The other key to Jamie's success lies in his vetting of homeowners prior to taking them on as a client. "Of course, everyone gets excited when they see those numbers, he says. "But not everyone is cut out for this sale."
Jamie spends many minutes on the phone with interested homeowners, and many of them he ends up rejecting.
Don't be a newbie. Evaluate your cabinet-outlet compatibility with the help of our own tips and tricks.
Skip this sale if . . .
- Your kitchen reno starts tomorrow.
- You're limited to a single visit.
- You don't have a backup cabinetry source.
- You live in China—or even California.
- You're not up for big-time homework.
- You're married to a specific color and style.
- Painting is not an option.
- You have trouble making quick decisions.
Still in for the outlet? You've got some work to do. First:
- Make note of any colors or styles you definitely do NOT want.
- Measure your kitchen's wall height, the distance between adjacent walls, and the distance between any plumbing, soffits, vents and gas/electrical connections, and their adjacent walls.
- Map out all possible cabinet configurations. Determine whether rerouting/moving existing pipes, connections, and plumbing is an option. If yes, measure those hypothetical distances.
- Gather: Tape, rope, tape measurer, a small notebook, pen, a pack of blank mailing labels and a permanent marker.
- Write your last name on each label in permanent marker.
- Pack above supplies and measurements into a bag or purse to take to sale.
- Enter the outlet's address (3418 Elm Rd., Warren, Ohio) into your phone AND car GPS. Remember the warehouse has no signage aside from an old "DIY Warehouse" sign (confusing), so you must find your way via GPS and the tail lights of fellow shoppers.
Still in it to win it? Get to know the sale-day system:
- No earlier than 6 a.m. and no later than 6:50 a.m.: Arrive at Masco Cabinetry Outlet.
- 6:15 a.m. to 7 a.m.: Receive numbered wristbands upon entry. Take one wristband per person.
- 7:15 a.m.: A wristband number is drawn to determine first in line. The next chronological number takes second in line; third number third place, and so on.
- 7:30 a.m.: Doors open, allowing 150 shoppers in every 30 minutes.
- Make a lightning-fast assessment of the 15 to 20 sets on the floor, tagging (with your mailing labels) any that might work.
- If you are the first to tag a set, you must write "#1" next to your name. If you are the second, "#2," and so on.
- Spend the next 30 to 45 minutes measuring and mapping your most desired sets, ruling out the sets that will not fit.
- Of the two or three sets remaining, identify which set you want most.
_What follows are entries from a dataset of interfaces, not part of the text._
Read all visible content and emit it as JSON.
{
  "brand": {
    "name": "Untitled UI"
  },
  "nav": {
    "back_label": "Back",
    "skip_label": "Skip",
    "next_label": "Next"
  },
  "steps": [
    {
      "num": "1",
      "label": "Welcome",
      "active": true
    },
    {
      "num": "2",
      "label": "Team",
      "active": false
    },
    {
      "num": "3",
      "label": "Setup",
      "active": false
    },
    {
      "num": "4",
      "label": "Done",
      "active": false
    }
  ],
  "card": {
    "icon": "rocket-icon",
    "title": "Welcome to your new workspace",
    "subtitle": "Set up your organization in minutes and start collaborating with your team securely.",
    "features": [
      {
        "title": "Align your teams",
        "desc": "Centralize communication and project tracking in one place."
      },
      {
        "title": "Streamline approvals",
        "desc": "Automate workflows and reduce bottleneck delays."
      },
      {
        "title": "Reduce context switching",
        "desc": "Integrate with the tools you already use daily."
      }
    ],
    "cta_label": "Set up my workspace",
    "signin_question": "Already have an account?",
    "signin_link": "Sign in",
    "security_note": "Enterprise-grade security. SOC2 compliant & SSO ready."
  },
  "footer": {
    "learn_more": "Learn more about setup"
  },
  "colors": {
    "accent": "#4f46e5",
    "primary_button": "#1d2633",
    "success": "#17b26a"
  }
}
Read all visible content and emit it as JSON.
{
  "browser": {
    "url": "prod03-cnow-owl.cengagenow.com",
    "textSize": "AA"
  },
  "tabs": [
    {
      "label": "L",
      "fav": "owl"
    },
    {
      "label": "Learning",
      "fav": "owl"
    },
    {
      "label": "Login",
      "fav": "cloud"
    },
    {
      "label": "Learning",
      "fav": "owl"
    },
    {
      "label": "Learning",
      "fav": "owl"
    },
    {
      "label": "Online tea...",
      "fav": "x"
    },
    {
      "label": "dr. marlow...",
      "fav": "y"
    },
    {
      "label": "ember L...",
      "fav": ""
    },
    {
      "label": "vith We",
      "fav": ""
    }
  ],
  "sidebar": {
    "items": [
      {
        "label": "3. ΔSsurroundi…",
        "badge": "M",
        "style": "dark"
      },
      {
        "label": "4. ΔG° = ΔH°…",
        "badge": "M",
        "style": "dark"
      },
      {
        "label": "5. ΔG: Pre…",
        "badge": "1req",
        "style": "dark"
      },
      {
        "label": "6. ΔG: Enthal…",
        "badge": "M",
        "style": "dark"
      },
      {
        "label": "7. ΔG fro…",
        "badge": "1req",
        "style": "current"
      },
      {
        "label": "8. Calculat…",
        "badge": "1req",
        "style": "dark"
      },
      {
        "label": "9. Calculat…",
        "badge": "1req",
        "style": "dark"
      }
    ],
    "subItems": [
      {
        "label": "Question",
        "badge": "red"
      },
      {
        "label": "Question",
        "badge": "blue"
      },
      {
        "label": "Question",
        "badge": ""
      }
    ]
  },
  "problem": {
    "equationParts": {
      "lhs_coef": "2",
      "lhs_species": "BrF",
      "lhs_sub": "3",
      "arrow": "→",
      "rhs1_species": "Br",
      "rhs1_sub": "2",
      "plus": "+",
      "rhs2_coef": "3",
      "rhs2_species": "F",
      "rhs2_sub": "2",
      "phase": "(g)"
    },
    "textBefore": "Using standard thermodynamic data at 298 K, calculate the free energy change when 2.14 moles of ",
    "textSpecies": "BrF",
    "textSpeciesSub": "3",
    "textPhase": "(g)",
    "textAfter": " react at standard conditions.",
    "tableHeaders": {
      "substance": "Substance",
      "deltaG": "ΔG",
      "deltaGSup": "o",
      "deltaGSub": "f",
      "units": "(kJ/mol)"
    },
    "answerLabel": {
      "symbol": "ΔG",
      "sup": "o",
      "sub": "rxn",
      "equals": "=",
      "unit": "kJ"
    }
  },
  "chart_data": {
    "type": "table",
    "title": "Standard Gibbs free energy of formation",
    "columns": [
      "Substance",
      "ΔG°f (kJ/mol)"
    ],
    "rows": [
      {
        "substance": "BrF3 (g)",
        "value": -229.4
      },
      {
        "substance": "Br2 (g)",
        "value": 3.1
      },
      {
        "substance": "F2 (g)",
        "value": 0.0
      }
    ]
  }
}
If you are #1 on said set, find an employee to mark the piece "purchased." If you are #2 or #3 on the set, you must wait until 9:30 a.m. to see if the shoppers ahead of you purchase the set (or until you see the set marked "purchased").
- Purchase your products.
- Relocate to the outlet's loading area to claim your purchase.
Masco Cabinetry Outlet
3418 Elm Rd.
Warren, Ohio, 44483
440.632.2106 (automated information)
The Cabinet Shopper (highly recommended for upcoming sale dates, general info and a worth-every-penny detailed Shopping Guide ($13).